- Provide additional hand sanitizer stations (e.g., wall mounted hand sanitizer dispensers) in supervised areas
- Children are more sensitive to hand sanitizer, soap and water is best
- Cover your cough. Sneeze into sleeve or a tissue, dispose and wash hands
- Avoid touching your face, nose and mouth with unwashed hands
- Reusable hand towels are not advised
- Proper glove use requires washing hands before and after, see techniques for safe removal
Environmental Cleaning, Disinfection, and Disposal
In preparation for the return of children, facilities and home care settings should clean and sanitize the facility and materials using approved cleaning products or a professional cleaning company.
- Increase cleaning of frequently touched surfaces (FTS) to include toys, counters, tables, desks, chairs, railings, light switches, door knobs, cabinet and closet handles
- Dirty surfaces should be cleaned with detergent, or soap and water prior to disinfection
- Post a visible cleaning schedule to communicate cleaning intervals for bathrooms, FTS (frequently touched surfaces such as: changing tables, potties, toys, phones, keyboards, counters, tables, desks, chairs, railings, light switches, door knobs, drawer, cabinet and closet handles) to be included, and who is responsible
- When diapering a child wear gloves and wash hands, secure and dispose of trash daily
- All toys and surfaces are to be cleaned between use throughout the day and disinfected daily if soiled
- Mats and cots should be sanitized at the end of the day before being stored
- Provide lined, preferably covered and foot operated waste receptacles for safe disposal of waste.
- Products used for sanitizing or disinfecting should be fragrance-free, and EPA registered
- Follow cleaning guidelines for facilities with no known or suspected cases
Isolation Room Protocols
Ensure your isolation room is equipped to accommodate children needing to be separated and under supervision until a parent collects them. Clean and disinfect the area immediately after the child with symptoms has been sent home. Gloves, and masks should be available for use in this space. Please refer to the guidance for wearing a face mask.
Outbreak Response Plan
Caregivers are responsible for creating an Outbreak Response Plan, to be used in combination with the Guidance for Infection Control for Nurseries and Other Childcare Settings.
Confirmed Cases of Covid-19
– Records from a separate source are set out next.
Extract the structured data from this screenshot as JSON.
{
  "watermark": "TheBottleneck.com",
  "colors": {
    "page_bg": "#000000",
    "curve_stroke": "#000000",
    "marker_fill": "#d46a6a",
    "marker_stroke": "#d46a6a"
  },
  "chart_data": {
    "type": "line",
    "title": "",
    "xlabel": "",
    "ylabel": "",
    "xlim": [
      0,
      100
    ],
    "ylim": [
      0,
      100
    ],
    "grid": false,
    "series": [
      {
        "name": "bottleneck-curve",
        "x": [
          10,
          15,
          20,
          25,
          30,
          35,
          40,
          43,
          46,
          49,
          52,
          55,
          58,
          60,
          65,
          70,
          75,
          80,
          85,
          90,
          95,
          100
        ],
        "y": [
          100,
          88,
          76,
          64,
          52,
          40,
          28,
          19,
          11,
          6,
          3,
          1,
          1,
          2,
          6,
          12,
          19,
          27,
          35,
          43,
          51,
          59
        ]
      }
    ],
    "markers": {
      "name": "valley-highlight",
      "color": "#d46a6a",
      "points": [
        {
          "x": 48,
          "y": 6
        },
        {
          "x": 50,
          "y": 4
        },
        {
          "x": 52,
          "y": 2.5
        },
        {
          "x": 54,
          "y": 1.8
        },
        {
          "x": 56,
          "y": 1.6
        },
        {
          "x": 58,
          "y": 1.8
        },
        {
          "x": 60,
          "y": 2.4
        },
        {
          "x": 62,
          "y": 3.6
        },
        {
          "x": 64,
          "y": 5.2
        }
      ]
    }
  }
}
In the event of a confirmed case of the virus in your facility or home setting, please immediately notify the Epidemiology and Surveillance Unit (ESU) as well as the Child Care Regulation Programme. At that time, you will be advised of next steps for your programme. Please refer to cleaning and disinfecting with known or suspected cases.
This situation continues to evolve, and as such any updates will be communicated once new information becomes available. Please be mindful that the recommendations will not supersede any of the existing health and safety standards outlined in the Day Care Centre Regulations, 1999; the Child Care Standards 2018; or the recently legislated COVID-19 laws.
The Child Care Regulation Programme understands that you play a vital role in the island’s response to this virus and we thank you for your cooperation and continued efforts adhere to these guidelines.